First up is Monarch, a 5.5% saison-style beer hopped with Amarillo and Nelson Sauvin and Pale, Munich and Vienna malts, and is the beer featured in the Home Brew podcast I linked to above. It pours an enticing burnt orange with golden-yellow highlights and a dense foamy off-white head. The aroma is sweet with lime, a hint of orange zest and a faint underlying digestive biscuit which reminds me a little of a fruity citrus lager and lime, which is probably exactly as it should be if I think about the hop and malt combinations. It has a delicious prickle of carbonation that plucks lightly at the tongue but slides down rather smoothly before that refreshingly dry zesty bitterness that is associated with modern saisons comes crashing through heralding an explosion of lime-edged intense orange cordial that flashes and fades into a touch of tangerine juice before collapsing quickly into a dry dusty orange zest. Unfortunately there is no real finish to speak of, just a faint echo of bitterness which is hard to pin down exactly, but this is nonetheless a very accomplished beer indeed.

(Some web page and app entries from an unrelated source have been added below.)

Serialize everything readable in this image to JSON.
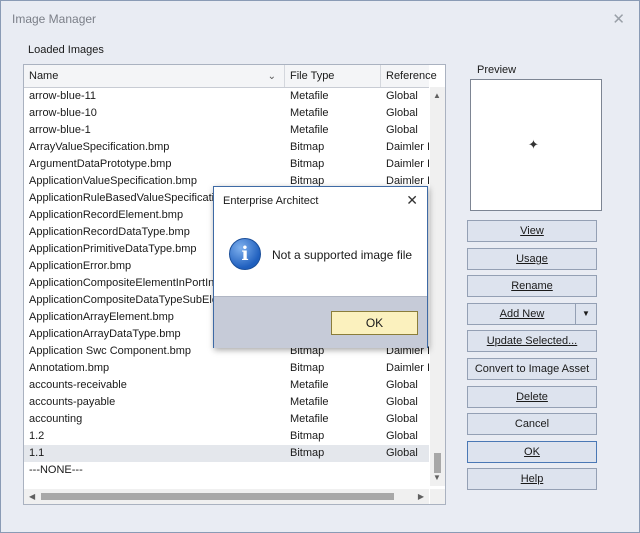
{
  "window": {
    "title": "Image Manager",
    "close_glyph": "✕"
  },
  "loaded_images_label": "Loaded Images",
  "preview_label": "Preview",
  "columns": {
    "name": "Name",
    "type": "File Type",
    "ref": "Reference"
  },
  "rows": [
    {
      "name": "arrow-blue-11",
      "type": "Metafile",
      "ref": "Global"
    },
    {
      "name": "arrow-blue-10",
      "type": "Metafile",
      "ref": "Global"
    },
    {
      "name": "arrow-blue-1",
      "type": "Metafile",
      "ref": "Global"
    },
    {
      "name": "ArrayValueSpecification.bmp",
      "type": "Bitmap",
      "ref": "Daimler I"
    },
    {
      "name": "ArgumentDataPrototype.bmp",
      "type": "Bitmap",
      "ref": "Daimler I"
    },
    {
      "name": "ApplicationValueSpecification.bmp",
      "type": "Bitmap",
      "ref": "Daimler I"
    },
    {
      "name": "ApplicationRuleBasedValueSpecification",
      "type": "",
      "ref": ""
    },
    {
      "name": "ApplicationRecordElement.bmp",
      "type": "",
      "ref": ""
    },
    {
      "name": "ApplicationRecordDataType.bmp",
      "type": "",
      "ref": ""
    },
    {
      "name": "ApplicationPrimitiveDataType.bmp",
      "type": "",
      "ref": ""
    },
    {
      "name": "ApplicationError.bmp",
      "type": "",
      "ref": ""
    },
    {
      "name": "ApplicationCompositeElementInPortInt",
      "type": "",
      "ref": ""
    },
    {
      "name": "ApplicationCompositeDataTypeSubElem",
      "type": "",
      "ref": ""
    },
    {
      "name": "ApplicationArrayElement.bmp",
      "type": "",
      "ref": ""
    },
    {
      "name": "ApplicationArrayDataType.bmp",
      "type": "",
      "ref": ""
    },
    {
      "name": "Application Swc Component.bmp",
      "type": "Bitmap",
      "ref": "Daimler I"
    },
    {
      "name": "Annotatiom.bmp",
      "type": "Bitmap",
      "ref": "Daimler I"
    },
    {
      "name": "accounts-receivable",
      "type": "Metafile",
      "ref": "Global"
    },
    {
      "name": "accounts-payable",
      "type": "Metafile",
      "ref": "Global"
    },
    {
      "name": "accounting",
      "type": "Metafile",
      "ref": "Global"
    },
    {
      "name": "1.2",
      "type": "Bitmap",
      "ref": "Global"
    },
    {
      "name": "1.1",
      "type": "Bitmap",
      "ref": "Global"
    },
    {
      "name": "---NONE---",
      "type": "",
      "ref": ""
    }
  ],
  "buttons": {
    "view": "View",
    "usage": "Usage",
    "rename": "Rename",
    "add_new": "Add New",
    "update_selected": "Update Selected...",
    "convert": "Convert to Image Asset",
    "delete": "Delete",
    "cancel": "Cancel",
    "ok": "OK",
    "help": "Help"
  },
  "dialog": {
    "title": "Enterprise Architect",
    "close_glyph": "✕",
    "icon_glyph": "i",
    "message": "Not a supported image file",
    "ok": "OK"
  },
  "icons": {
    "sort": "chevron-down-icon",
    "preview": "crosshair-icon",
    "info": "info-icon"
  },
  "colors": {
    "window_bg": "#e9ecf3",
    "button_bg": "#dde3ee",
    "dialog_footer": "#c6cbd8",
    "dialog_ok_bg": "#fbf1be",
    "info_blue": "#1f5fbe"
  }
}
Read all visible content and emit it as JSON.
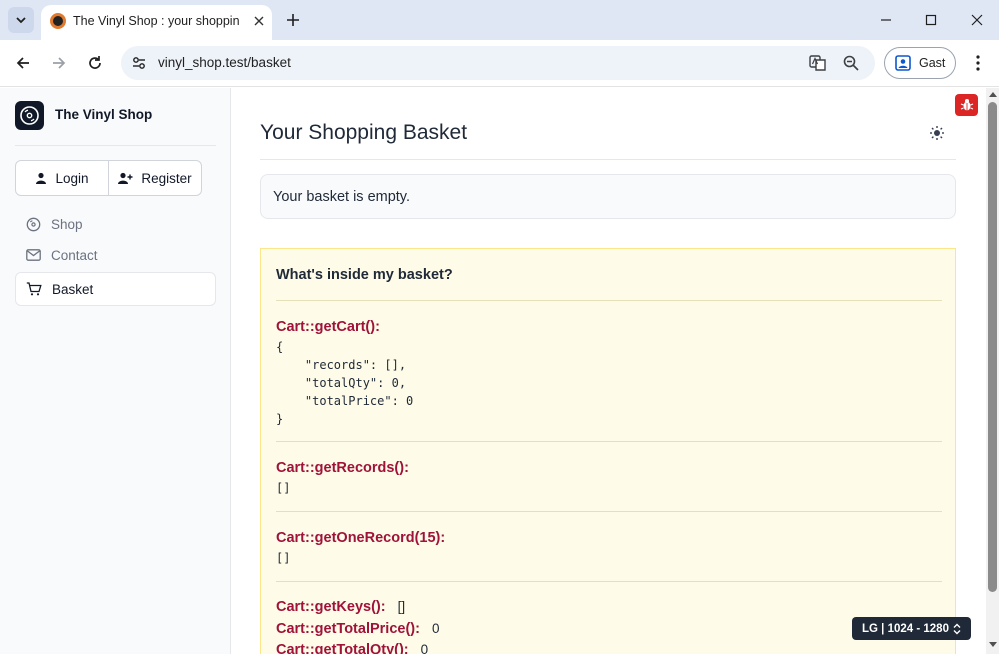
{
  "browser": {
    "tab_title": "The Vinyl Shop : your shopping basket",
    "url": "vinyl_shop.test/basket",
    "profile_label": "Gast"
  },
  "sidebar": {
    "brand_name": "The Vinyl Shop",
    "login_label": "Login",
    "register_label": "Register",
    "items": [
      {
        "label": "Shop",
        "icon": "vinyl-record-icon",
        "active": false
      },
      {
        "label": "Contact",
        "icon": "envelope-icon",
        "active": false
      },
      {
        "label": "Basket",
        "icon": "cart-icon",
        "active": true
      }
    ]
  },
  "main": {
    "title": "Your Shopping Basket",
    "empty_message": "Your basket is empty.",
    "debug": {
      "heading": "What's inside my basket?",
      "get_cart_label": "Cart::getCart():",
      "get_cart_output": "{\n    \"records\": [],\n    \"totalQty\": 0,\n    \"totalPrice\": 0\n}",
      "get_records_label": "Cart::getRecords():",
      "get_records_output": "[]",
      "get_one_record_label": "Cart::getOneRecord(15):",
      "get_one_record_output": "[]",
      "get_keys_label": "Cart::getKeys():",
      "get_keys_output": "[]",
      "get_total_price_label": "Cart::getTotalPrice():",
      "get_total_price_output": "0",
      "get_total_qty_label": "Cart::getTotalQty():",
      "get_total_qty_output": "0"
    }
  },
  "breakpoint_badge": "LG | 1024 - 1280",
  "colors": {
    "accent_red": "#9f1239",
    "debug_bg": "#fefce8"
  }
}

Next up is the hefeweizen which has no label as you can see, however I do know that it happens to be 5.1% and is called 'Still Thinking About That Hefeweizen' so there's really only one way to find out more about it. Pouring a light cloudy lemony yellow with a rich white fluffy head it has the classic aroma of coriander seed and lemon with a good sniff of freshly baked white bread in the mix as well but there's also a spread of butter cream in there too which adds an interesting dimension to someone with a sweet tooth like me. Sweeping gracefully across the palate the carbonation tickles the roof of the mouth with a wave of thyme and lemon, sweet and full with a hint of cream soda and the same tangerine juiciness I detected in the saison. The finish this time is long and lingering with dusty coriander and a hint of grated parmesan cheese which works rather well with the tiniest touch of lemon zest and a slight resurgence of that thyme, and perhaps a little rosemary, to make an almost gose-like salty finish which I particularly like, in fact it reminds me of nothing more that than home-made parmesan cheese straws which I'm rather partial too. It's a finish to a wheat beer that I'm rather taken with and of the two beers I tasted I think that this is the one that appeals to me most, it really is rather good.
I'm pleased to say that despite Michael being slightly concerned about what I think of his beers he needn't have worried, and to think that he has produced two beers of this quality with so little experience should be an encouragement to you to get out there and give home brewing a go if you've been thinking about it for a while. I'd like to thank him for sending these beers to me, which by the way was completely unsolicited, and wish him every success as he edges closer to what I hope will be a long and prosperous career in brewing. Cheers matey!